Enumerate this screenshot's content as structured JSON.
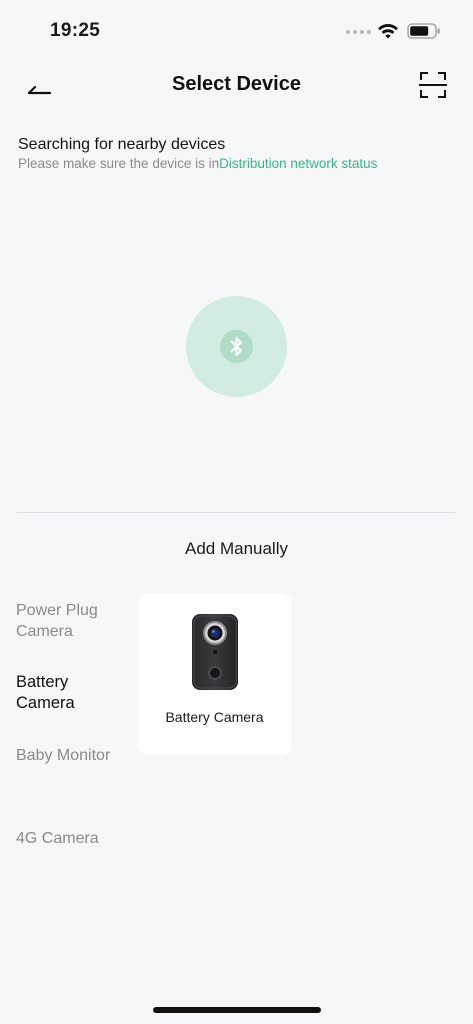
{
  "status_bar": {
    "time": "19:25"
  },
  "nav": {
    "title": "Select Device"
  },
  "search": {
    "title": "Searching for nearby devices",
    "subtitle_prefix": "Please make sure the device is in",
    "subtitle_link": "Distribution network status"
  },
  "manual": {
    "title": "Add Manually"
  },
  "categories": [
    {
      "label": "Power Plug Camera",
      "active": false
    },
    {
      "label": "Battery Camera",
      "active": true
    },
    {
      "label": "Baby Monitor",
      "active": false
    },
    {
      "label": "4G Camera",
      "active": false
    }
  ],
  "devices": [
    {
      "label": "Battery Camera",
      "icon": "battery-camera-image"
    }
  ],
  "colors": {
    "accent": "#3bb583",
    "bluetooth_halo": "#d3ece1",
    "background": "#f6f7f9"
  }
}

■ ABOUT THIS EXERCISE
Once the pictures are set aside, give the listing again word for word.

■ OUTPUT FOR THIS TASK
Enumerate this screenshot's content as structured JSON.
{
  "status_bar": {
    "time": "19:25"
  },
  "nav": {
    "title": "Select Device"
  },
  "search": {
    "title": "Searching for nearby devices",
    "subtitle_prefix": "Please make sure the device is in",
    "subtitle_link": "Distribution network status"
  },
  "manual": {
    "title": "Add Manually"
  },
  "categories": [
    {
      "label": "Power Plug Camera",
      "active": false
    },
    {
      "label": "Battery Camera",
      "active": true
    },
    {
      "label": "Baby Monitor",
      "active": false
    },
    {
      "label": "4G Camera",
      "active": false
    }
  ],
  "devices": [
    {
      "label": "Battery Camera",
      "icon": "battery-camera-image"
    }
  ],
  "colors": {
    "accent": "#3bb583",
    "bluetooth_halo": "#d3ece1",
    "background": "#f6f7f9"
  }
}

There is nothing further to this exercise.